Tuesday, March 1, 2016
In Like a Lion Barn Repairs and Projects
I knew the good times were over this morning when my alarm went off at 6AM and my little orange and white cat was up in my face already.
The cat in question is one who is widely accepted as being mine because most of the other cats around the place just watch me and rarely get close while this one seems to think I am his personal servant, climbing ladder, petting machine, warm sleeping lap, whatever. The only other cat around the place that treats me so familiar is the Queen Sasha but she is not generally very demanding or overly affectionate while this little orange and white one my son named Pantheon is the most demanding little pain that ever roamed the barn lot.
The trouble is usually at 6AM that is what he is usually out doing... roaming. If he is up in my face at that time it either means the food bowl is empty, it's raining, the neighbor dog is visiting or the house is on fire.
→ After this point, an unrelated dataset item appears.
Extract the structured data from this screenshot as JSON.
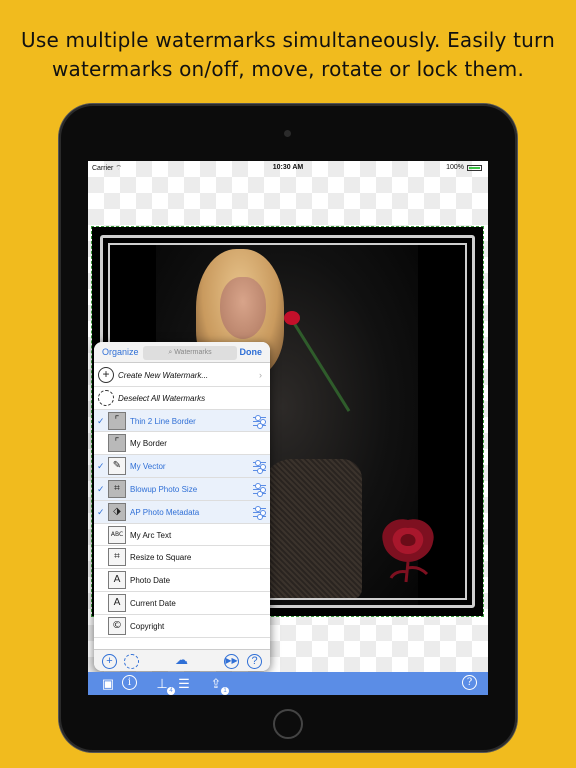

It wasn't just raining it was sleeting. And cold. The wind was blowing at 50 MPH and had blown the walk in door on the barn open which was flopping in the breeze. Blown the gate to the main hay field open somehow and the sheep had escaped where they are not suppose to be right now and I could hear sheet metal roofing banging around as well.
Oh and ALL the cats (that I know of I am still not sure exactly how many we have around the place in total) were inside looking at the heat vent wondering why I hadn't started the wood furnace back up yet.
The sheet metal roofing banging was the most upsetting part of the whole morning to me anyway. The sheep came back easily with a little promise of grain, I already had a fire laid and ready to start, the barn door was irritating which I will get to later, but the sheet metal banging meant I was going back up on that damned roof this morning as soon as possible.
After finally figuring out which piece of sheet metal was loose and getting it tacked down after the sleet stopped I decided to get a few other little barn projects out of the way.
The old door that was flopping in the breeze has been sagging and falling apart for years but I just haven't had time to replace it yet. Someone originally just put a piece of board that swiveled around as the latch to hold it closed but it has worn out about a dozen latches of that type over the years. When the wind blows constantly like it will for the next couple of months now it makes the wood piece turn and eventually allows the door to come open. So I installed a proper latch as you can see from the top picture. I stripped a damned screw too while doing it.
Why do they make such cheap screws anymore?
Then of course the new latch has to work from the inside as well so I just drilled a hole and ran a bit of paracord through it to pull with. I am sure both my mother and Mrs. PP will complain it is too hard to pull or close properly or something.
Since I had all the tools out now I decided to install this cheap little solar light I had bought the other day. We have found that the hens, especially the rather stupid red sexlinks, will go into the coop at night better when there is a little light in there while the rest of the barn is dark. I had been hanging a little flashlight in the coop but as sure as the grass will grow some one ALWAYS leaves the light on all night so the batteries are always going dead.
While I was in picking up some more sand paper pads for my hand sander I saw one of these lights for sale and picked one up.
It's a rather cheap little flimsy thing once you get it out of the box but if it works it will be worth it. It even has a pull cord so no one can complain that I hung it too high or it's too hard to turn off. The only issue I can see with it is that it will not turn on while there is a charge coming through the little panel outside. I am hoping that with the cord pulled it will turn on when the sun stops hitting the panel otherwise I will have to unplug it to turn it on at night and then plug it back in of the morning because I assure you the plug will be too high for the women folk to reach it.
Even if I have to plug and unplug the thing daily it will still be less of a pain that replacing batteries ever stinkin day. I had thought about running a power line over there and putting in a regular light but honestly the cost of doing that would have been more than this cheap little solar light and wouldn't have worked when the power was out either. The hens don't require much light to get them into the roost stall anyway so this should work fine.
Keep Prepping Everyone!!!!!!
Update: The little solar light worked just as I thought it would. When the sun went down and stopped sending a current through the wire from the panel the light came on and stayed on until I went and turned it off. That's a bit annoying if you had it placed in a spot where you needed light during the day but works fine for the purpose I need it for.